Burkhard Hess and Vincent Richard
Burkhard Hess and Cristian Oro Martinez
Vincent Richard and Burkhard Hess
This Chapter focuses on the 1965 Service and the 1970 Evidence Conventions which are two HCCH instruments organising active judicial cooperation between Contracting States. The 1965 Service Convention helps parties or courts in one Contracting State serve judicial and extrajudicial documents to a person domiciled in another Contracting State. The 1970 Evidence Convention allows courts to gather evidence from another Contracting State through particular means. This Chapter highlights possible shortcomings and improvements to these important HCCH instruments. The authors note that the mechanisms set up by the instruments rely on Central Authorities, which constituted the main progress accomplished by the two conventions at the time of their adoption, observing, however, that this often gives rise to unnecessary delays. They suggest that this explains why several subsequent instruments have chosen to adopt a more decentralised approach, including, for example, two EU Regulations which abandoned the mandatory involvement of Central Authorities, confining them to a supporting role when problems arise. The authors further note that the 1965 Service Convention shows more robustness than the 1970 Evidence Convention. Parties frequently use the 1965 Service Convention, whereas they often try to bypass the 1970 Evidence Convention in favour of a faster route. The main area of concern is the inability of these Conventions to take advantage of and utilise technological improvements. The authors argue that time has come to review both Conventions comprehensively and adapt them to the needs of modern cross-border litigation by allowing for the use of information technologies to facilitate direct communication and the exchange of information.
Martina Mantovani and Burkhard Hess
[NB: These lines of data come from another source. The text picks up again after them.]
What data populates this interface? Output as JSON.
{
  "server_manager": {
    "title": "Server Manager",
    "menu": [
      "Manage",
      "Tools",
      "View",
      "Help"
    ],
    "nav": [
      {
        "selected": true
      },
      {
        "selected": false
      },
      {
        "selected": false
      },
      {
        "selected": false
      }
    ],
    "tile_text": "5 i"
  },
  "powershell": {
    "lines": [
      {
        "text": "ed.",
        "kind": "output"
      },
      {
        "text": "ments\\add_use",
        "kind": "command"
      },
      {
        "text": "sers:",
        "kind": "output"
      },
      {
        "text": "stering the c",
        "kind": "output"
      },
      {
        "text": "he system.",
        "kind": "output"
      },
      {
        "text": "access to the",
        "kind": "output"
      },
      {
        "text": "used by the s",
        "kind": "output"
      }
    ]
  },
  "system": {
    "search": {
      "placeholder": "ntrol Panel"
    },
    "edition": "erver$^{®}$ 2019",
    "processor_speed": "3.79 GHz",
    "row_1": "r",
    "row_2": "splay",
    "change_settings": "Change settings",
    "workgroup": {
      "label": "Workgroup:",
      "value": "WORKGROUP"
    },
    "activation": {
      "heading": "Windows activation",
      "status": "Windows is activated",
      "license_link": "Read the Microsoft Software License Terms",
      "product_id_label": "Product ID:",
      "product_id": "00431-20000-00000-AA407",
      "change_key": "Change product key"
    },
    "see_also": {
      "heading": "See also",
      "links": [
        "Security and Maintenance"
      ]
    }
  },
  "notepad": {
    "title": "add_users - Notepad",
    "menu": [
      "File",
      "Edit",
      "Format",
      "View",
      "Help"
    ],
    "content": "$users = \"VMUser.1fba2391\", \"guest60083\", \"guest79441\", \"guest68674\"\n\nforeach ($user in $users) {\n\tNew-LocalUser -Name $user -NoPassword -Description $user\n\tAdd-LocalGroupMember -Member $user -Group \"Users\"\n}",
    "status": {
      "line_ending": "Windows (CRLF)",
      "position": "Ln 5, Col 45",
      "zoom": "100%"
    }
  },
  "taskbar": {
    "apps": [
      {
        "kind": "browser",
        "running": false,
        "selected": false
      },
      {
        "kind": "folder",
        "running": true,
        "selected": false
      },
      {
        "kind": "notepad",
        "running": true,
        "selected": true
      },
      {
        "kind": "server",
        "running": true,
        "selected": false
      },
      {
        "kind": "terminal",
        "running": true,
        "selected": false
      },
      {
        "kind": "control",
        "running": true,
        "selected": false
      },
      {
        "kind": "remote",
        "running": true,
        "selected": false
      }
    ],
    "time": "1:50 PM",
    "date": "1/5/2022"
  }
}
This chapter analyses the approach of national and international courts in Europe vis-à-vis the use of procedural mechanisms based on judicial discretion in human rights and public interest litigation. Before European courts, the doctrines of forum necessitatis and forum non conveniens find their natural limitation in the hard-and-fast logic which underpins the Brussels Ibis Regulation. In matters covered by this instrument, recent litigation evidences that, in continental Europe as in common law countries, the prima facie approach to the jurisdictional test required under EU law has been successfully exploited by victims of human rights infringements to circumvent most of the traditional hurdles barring accessing to a court with jurisdiction. Nonetheless, although establishing jurisdiction might no longer be an insurmountable impediment, other procedural and substantive law hurdles might still come between these claimants and a favourable judgment on the merits.